Marshals Service Spent Nearly $800,000 on Promotional Swag
In five years before the Obama administration clamped down on agency swag, a division of the U.S. Marshals Service spent thousands of dollars on commemorative coins and blankets, neckties, scarves and lapel pins bedecked with the agency’s seal, according to a Justice Department inspector general report .
Acting in response to an anonymous hotline tip, the auditors found that the Marshals Service’s Investigative Operations Division “spent at least $793,118 on promotional items during fiscal years 2005 to 2010 and that these expenditures were excessive and, in some instances, in contravention of department policies and Government Accountability Office decisions and guidance.”
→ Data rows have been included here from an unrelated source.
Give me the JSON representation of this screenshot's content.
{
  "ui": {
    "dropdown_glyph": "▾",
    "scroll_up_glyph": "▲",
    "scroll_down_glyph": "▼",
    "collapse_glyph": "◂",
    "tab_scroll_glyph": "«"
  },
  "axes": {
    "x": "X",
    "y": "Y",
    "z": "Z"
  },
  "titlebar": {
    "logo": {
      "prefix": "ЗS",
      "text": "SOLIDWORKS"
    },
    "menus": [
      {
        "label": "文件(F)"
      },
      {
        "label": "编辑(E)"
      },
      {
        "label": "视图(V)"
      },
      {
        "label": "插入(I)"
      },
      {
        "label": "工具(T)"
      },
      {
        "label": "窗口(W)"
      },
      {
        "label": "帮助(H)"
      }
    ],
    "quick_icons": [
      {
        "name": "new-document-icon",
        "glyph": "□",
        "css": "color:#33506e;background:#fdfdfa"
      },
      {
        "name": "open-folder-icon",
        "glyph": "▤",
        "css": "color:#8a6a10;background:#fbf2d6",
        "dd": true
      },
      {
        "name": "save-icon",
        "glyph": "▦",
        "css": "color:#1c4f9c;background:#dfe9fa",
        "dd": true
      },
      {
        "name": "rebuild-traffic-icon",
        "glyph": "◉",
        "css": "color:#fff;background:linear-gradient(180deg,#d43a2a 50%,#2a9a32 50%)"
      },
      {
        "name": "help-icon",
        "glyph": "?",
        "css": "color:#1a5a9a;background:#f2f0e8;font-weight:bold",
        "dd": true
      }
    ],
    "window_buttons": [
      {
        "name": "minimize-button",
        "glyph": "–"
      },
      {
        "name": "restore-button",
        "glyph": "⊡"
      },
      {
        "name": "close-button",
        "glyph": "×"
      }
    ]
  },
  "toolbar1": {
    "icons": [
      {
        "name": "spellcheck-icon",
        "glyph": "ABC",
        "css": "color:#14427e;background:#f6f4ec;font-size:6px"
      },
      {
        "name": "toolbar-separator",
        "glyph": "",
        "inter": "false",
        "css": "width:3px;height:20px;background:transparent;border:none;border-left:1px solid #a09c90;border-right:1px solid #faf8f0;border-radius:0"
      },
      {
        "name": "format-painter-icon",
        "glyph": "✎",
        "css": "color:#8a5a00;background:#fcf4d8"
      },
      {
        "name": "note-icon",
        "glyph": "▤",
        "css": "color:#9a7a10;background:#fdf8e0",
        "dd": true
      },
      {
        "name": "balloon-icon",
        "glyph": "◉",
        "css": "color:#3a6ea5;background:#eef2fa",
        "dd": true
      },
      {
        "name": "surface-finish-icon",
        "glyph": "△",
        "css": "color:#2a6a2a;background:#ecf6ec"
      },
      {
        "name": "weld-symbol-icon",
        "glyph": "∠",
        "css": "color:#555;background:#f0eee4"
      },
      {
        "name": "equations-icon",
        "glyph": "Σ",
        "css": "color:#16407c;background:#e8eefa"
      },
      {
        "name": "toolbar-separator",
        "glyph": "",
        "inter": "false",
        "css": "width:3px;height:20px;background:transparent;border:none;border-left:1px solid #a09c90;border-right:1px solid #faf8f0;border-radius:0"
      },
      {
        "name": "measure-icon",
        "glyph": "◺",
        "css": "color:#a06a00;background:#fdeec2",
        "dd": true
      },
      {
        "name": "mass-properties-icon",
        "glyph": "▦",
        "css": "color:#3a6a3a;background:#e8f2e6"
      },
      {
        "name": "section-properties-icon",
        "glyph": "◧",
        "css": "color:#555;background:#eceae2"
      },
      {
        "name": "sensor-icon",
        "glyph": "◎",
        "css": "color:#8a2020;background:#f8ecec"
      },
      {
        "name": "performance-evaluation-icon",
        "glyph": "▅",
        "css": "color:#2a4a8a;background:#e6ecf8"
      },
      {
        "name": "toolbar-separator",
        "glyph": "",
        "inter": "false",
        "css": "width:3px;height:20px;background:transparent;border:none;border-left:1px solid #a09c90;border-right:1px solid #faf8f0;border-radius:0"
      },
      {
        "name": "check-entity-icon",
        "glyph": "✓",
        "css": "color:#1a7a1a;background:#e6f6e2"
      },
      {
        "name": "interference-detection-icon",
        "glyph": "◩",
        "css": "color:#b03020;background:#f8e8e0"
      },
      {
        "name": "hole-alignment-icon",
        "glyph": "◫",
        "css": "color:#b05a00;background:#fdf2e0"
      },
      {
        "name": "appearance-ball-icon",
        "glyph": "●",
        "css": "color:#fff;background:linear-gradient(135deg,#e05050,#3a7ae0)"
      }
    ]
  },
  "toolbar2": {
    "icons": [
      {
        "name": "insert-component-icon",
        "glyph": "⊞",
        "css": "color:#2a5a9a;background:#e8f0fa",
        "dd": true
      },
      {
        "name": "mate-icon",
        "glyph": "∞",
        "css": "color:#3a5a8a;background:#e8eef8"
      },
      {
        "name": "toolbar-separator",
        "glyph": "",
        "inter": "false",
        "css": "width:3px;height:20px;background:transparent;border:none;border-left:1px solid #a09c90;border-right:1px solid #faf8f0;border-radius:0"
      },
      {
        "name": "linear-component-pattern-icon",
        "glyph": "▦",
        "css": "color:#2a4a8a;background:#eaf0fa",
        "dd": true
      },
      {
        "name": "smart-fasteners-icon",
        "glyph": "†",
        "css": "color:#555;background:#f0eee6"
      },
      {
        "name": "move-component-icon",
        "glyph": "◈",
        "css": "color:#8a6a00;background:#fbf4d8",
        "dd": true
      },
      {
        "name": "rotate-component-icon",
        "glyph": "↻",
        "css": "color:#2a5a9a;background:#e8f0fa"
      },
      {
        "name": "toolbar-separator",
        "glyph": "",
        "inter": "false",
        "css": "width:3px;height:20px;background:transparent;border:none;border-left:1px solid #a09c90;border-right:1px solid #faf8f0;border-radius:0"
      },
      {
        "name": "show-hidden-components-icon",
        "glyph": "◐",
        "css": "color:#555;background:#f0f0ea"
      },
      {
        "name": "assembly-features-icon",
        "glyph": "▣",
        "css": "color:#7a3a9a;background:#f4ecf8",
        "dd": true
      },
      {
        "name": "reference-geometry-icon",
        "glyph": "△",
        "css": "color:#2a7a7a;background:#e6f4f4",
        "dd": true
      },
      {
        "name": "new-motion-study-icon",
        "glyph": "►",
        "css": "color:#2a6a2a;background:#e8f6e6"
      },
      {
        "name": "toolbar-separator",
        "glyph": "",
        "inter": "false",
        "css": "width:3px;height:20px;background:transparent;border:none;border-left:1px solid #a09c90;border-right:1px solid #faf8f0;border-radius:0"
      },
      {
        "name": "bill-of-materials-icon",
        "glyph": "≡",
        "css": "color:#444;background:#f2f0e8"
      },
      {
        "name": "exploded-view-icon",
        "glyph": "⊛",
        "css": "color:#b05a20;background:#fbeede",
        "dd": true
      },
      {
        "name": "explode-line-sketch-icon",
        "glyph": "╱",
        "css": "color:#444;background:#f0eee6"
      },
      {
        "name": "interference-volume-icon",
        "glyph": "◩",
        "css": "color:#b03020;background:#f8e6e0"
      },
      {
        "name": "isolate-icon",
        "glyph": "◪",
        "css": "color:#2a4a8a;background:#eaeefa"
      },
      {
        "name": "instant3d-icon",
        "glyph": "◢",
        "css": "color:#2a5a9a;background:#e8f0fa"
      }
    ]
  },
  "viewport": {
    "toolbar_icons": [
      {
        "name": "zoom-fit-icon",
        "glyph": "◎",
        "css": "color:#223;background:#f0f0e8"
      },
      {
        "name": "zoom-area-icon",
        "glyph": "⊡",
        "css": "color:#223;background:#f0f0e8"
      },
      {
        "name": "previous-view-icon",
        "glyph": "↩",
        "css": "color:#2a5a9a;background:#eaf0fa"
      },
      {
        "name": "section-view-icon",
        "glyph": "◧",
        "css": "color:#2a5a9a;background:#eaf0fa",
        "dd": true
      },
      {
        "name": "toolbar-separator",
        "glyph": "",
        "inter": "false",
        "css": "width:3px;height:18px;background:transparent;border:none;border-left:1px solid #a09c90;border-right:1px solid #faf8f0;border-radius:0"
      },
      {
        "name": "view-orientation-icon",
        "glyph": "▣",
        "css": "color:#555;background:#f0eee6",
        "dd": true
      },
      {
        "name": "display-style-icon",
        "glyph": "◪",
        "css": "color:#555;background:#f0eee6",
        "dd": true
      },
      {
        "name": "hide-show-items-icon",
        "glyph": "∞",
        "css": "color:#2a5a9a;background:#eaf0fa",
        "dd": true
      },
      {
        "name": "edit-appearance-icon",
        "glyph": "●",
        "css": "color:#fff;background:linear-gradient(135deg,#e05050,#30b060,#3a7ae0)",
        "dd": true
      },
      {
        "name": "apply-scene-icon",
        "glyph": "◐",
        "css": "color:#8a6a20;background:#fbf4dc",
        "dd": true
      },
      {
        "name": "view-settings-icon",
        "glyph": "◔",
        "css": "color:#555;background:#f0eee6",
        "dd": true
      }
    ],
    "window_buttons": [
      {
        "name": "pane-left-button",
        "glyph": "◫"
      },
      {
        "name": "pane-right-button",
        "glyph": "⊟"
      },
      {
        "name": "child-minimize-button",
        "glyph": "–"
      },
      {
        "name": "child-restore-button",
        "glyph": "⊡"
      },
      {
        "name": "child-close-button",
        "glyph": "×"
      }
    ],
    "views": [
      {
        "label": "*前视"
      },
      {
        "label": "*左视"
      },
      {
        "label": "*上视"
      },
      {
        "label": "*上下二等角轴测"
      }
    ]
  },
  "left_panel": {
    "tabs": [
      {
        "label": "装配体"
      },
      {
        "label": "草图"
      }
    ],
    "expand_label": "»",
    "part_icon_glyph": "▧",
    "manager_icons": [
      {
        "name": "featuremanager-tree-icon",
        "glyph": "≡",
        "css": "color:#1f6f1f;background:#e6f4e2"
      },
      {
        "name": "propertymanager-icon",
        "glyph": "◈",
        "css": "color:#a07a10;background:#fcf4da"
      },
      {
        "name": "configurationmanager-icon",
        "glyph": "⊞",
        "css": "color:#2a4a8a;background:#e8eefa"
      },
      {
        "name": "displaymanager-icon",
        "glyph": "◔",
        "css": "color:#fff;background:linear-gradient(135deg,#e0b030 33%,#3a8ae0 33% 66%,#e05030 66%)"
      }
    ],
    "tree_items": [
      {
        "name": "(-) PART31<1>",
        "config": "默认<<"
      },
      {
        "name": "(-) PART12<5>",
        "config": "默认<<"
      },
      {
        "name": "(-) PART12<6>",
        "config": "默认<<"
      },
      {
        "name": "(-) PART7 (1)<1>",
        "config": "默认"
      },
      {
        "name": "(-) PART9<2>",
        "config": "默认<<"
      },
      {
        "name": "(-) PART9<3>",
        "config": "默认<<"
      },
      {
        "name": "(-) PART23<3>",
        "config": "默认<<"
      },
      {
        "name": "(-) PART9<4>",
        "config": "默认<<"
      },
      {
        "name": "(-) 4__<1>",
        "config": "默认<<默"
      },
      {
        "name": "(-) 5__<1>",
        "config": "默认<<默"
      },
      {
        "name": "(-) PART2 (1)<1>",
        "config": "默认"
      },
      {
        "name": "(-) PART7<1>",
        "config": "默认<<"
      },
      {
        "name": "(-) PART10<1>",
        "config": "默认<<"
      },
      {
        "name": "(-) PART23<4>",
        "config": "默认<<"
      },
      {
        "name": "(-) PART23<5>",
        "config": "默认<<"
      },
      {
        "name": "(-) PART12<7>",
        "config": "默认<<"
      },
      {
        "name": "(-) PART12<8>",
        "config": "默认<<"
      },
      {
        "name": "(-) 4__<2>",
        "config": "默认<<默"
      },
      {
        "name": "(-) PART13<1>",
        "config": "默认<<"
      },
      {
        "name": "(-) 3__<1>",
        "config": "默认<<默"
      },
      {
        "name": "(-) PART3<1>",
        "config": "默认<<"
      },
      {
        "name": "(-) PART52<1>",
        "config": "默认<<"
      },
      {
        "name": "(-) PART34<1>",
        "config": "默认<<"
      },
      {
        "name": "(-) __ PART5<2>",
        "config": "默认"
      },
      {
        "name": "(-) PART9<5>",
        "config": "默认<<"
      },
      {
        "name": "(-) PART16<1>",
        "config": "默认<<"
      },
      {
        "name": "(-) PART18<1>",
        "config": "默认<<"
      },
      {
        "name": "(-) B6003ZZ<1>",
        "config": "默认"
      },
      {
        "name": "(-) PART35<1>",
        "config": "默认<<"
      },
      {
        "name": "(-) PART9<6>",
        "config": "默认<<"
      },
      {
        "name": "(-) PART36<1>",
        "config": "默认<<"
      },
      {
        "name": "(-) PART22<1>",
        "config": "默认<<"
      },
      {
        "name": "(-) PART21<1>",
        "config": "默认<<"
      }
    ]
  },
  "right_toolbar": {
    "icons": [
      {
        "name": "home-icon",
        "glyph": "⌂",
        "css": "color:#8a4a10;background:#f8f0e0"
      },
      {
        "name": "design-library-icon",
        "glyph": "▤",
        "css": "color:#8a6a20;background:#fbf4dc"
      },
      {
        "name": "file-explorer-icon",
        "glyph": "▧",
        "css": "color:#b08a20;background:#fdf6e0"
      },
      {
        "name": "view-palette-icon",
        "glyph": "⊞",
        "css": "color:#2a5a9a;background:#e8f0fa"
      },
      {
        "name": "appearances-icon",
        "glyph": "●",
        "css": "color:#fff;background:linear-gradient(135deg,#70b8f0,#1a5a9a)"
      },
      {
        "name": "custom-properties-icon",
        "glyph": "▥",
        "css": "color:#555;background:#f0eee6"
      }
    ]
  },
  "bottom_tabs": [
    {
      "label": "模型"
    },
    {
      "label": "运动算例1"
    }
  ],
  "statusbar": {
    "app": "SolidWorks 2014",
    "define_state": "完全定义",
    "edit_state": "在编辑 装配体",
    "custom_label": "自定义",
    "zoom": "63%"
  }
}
Much of the spending was done at the end of the fiscal years, the report said, adding that the division’s spending rose by 975 percent during the six years examined, aided by an absence of internal controls and accountability within the Marshals Service.
Examples included $155,081 spent on USMS challenge coins, $11,338 on neckties and silk scarves bearing the USMS seal, $13,605 on USMS-themed Christmas ornaments, $16,084 on USMS-themed blankets and throws, and $36,596 on USMS lapel pins.
In its legal analysis of the violations, the IG’s office noted that “as a general rule, appropriated funds may not be used to purchase personal gifts for government employees or the public. However, an agency may want to use appropriated funds for gifts to attract attention to the agency or agency programs. Under the necessary expense doctrine, described above, an agency may purchase items in the nature of gifts or souvenirs only if there is a direct link between the items and the agency’s purpose for which Congress has appropriated funding.”
The Marshals Service swag purchasing was ended in 2011 after Justice circulated a series of memos on over-spending.
The IG report recommended that the Marshals Service revise its existing guidance on the practice, inventory existing supplies of promotional items and institute management controls over such spending.
Director Stacia Hylton, who took office after being confirmed in December 2010, agreed.